# Work required
When a line in the entries below contains the word "content", copy that line.

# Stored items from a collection
* * *

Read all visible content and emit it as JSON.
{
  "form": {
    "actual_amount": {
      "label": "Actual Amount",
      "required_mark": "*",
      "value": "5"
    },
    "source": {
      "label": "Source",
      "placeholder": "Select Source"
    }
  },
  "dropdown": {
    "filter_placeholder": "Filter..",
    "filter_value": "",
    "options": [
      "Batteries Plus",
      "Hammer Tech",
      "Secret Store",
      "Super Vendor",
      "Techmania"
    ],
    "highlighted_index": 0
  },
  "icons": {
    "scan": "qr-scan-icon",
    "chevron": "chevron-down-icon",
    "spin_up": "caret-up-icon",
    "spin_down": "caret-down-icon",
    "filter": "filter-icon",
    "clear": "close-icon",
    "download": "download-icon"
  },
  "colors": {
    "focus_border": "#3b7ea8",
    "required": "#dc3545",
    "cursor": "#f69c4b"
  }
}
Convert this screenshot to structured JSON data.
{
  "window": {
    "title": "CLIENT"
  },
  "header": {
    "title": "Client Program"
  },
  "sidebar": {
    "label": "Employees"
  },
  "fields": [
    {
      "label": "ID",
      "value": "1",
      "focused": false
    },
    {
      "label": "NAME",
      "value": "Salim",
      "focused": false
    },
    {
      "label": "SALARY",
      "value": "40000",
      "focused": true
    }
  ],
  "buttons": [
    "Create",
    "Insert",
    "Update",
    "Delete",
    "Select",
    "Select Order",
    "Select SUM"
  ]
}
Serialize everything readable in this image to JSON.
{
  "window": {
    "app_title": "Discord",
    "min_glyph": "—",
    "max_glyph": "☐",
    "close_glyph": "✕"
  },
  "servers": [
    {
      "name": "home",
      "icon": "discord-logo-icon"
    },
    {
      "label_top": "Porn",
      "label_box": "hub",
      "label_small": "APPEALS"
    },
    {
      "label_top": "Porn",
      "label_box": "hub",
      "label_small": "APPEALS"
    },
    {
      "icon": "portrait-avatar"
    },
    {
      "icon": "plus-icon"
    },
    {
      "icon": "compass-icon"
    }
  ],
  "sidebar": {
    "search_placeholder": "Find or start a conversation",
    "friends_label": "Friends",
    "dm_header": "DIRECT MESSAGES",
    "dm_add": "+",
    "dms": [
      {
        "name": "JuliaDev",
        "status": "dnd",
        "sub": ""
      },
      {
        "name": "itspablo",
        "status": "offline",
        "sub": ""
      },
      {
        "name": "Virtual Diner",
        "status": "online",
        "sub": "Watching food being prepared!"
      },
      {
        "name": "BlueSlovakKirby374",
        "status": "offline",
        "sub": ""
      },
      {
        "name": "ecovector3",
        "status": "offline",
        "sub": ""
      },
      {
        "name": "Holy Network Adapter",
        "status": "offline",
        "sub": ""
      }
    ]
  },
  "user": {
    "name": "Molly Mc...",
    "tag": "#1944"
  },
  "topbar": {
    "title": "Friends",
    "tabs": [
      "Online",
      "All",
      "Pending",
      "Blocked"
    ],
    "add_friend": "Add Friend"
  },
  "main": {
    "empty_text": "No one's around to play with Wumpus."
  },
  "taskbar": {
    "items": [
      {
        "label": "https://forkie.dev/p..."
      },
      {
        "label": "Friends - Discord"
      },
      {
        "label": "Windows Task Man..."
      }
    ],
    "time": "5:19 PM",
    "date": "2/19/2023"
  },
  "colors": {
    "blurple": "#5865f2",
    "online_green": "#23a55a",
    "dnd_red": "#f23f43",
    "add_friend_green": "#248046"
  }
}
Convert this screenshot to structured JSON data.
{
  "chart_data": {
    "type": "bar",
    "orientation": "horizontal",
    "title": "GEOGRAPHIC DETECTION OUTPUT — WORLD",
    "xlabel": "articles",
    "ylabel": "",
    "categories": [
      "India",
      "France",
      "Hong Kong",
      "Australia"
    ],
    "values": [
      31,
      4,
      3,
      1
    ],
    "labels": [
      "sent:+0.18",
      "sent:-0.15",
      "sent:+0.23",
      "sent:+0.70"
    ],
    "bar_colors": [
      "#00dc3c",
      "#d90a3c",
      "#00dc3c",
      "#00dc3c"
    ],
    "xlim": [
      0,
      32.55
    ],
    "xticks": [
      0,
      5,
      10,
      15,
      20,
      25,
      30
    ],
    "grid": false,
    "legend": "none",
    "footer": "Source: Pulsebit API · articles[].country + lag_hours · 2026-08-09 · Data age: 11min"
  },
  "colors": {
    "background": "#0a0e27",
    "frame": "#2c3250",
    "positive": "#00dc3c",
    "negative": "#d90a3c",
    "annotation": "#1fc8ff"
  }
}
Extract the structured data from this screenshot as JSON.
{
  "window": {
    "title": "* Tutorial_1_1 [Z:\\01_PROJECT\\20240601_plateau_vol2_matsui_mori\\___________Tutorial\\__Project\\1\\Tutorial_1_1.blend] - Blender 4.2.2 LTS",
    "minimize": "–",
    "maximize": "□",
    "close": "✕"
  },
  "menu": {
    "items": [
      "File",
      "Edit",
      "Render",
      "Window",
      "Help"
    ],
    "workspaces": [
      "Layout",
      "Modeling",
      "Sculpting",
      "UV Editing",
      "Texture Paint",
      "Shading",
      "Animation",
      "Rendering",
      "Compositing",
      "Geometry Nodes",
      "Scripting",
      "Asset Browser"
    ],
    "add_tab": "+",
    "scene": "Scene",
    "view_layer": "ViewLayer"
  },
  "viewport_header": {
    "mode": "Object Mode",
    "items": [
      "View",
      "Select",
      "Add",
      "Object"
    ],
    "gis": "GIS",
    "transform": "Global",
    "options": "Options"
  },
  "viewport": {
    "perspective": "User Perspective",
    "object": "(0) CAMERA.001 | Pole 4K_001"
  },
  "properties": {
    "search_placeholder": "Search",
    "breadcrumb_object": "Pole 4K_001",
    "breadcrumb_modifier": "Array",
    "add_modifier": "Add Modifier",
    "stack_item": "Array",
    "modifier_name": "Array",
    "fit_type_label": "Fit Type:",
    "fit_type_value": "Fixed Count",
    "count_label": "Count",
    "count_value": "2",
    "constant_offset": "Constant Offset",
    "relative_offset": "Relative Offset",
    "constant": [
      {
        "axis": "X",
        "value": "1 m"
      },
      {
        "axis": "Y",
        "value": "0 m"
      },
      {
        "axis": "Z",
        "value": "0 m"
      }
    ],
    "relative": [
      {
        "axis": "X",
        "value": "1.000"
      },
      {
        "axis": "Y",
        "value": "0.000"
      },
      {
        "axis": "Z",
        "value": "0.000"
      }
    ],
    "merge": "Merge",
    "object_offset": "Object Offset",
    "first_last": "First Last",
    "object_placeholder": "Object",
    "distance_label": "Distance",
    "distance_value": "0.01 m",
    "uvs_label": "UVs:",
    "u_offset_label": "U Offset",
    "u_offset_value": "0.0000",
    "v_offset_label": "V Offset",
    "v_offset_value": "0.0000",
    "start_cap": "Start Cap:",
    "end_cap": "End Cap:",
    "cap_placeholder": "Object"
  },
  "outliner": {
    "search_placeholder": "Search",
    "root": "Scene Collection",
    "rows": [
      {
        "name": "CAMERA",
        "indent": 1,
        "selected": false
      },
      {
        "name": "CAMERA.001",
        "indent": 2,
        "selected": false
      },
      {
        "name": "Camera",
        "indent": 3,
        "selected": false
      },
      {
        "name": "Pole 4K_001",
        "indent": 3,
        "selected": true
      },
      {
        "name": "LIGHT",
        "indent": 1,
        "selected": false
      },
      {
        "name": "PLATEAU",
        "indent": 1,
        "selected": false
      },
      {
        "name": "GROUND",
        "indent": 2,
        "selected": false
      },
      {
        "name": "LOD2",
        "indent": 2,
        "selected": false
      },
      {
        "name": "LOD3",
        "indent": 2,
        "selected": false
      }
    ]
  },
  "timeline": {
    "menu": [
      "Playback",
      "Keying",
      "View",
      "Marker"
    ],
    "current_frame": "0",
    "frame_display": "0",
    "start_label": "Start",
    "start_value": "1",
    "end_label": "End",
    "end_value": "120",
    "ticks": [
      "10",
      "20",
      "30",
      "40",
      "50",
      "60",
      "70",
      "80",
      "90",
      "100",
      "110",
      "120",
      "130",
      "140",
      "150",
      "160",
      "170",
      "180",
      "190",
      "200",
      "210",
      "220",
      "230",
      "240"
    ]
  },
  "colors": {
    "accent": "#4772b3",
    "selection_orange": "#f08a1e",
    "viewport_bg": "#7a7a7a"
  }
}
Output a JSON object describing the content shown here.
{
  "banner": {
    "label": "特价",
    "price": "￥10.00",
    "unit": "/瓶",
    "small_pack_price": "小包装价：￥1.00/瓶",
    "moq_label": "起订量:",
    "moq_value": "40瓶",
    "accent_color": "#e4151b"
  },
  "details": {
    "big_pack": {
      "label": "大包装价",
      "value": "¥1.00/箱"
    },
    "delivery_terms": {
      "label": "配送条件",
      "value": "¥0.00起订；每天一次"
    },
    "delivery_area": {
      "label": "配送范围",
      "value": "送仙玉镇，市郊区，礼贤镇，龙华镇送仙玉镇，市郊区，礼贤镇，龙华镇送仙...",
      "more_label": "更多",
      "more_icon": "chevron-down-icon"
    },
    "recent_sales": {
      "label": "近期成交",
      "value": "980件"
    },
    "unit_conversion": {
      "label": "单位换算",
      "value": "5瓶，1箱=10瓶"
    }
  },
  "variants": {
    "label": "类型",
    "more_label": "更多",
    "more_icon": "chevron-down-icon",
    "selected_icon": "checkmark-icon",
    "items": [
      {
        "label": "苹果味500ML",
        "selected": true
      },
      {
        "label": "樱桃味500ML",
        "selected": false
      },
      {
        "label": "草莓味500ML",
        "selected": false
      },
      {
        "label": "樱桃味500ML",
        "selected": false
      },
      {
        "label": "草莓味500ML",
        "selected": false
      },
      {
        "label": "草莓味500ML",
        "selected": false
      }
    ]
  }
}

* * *

# Your solution
Read all visible content and emit it as JSON.
Output a JSON object describing the content shown here.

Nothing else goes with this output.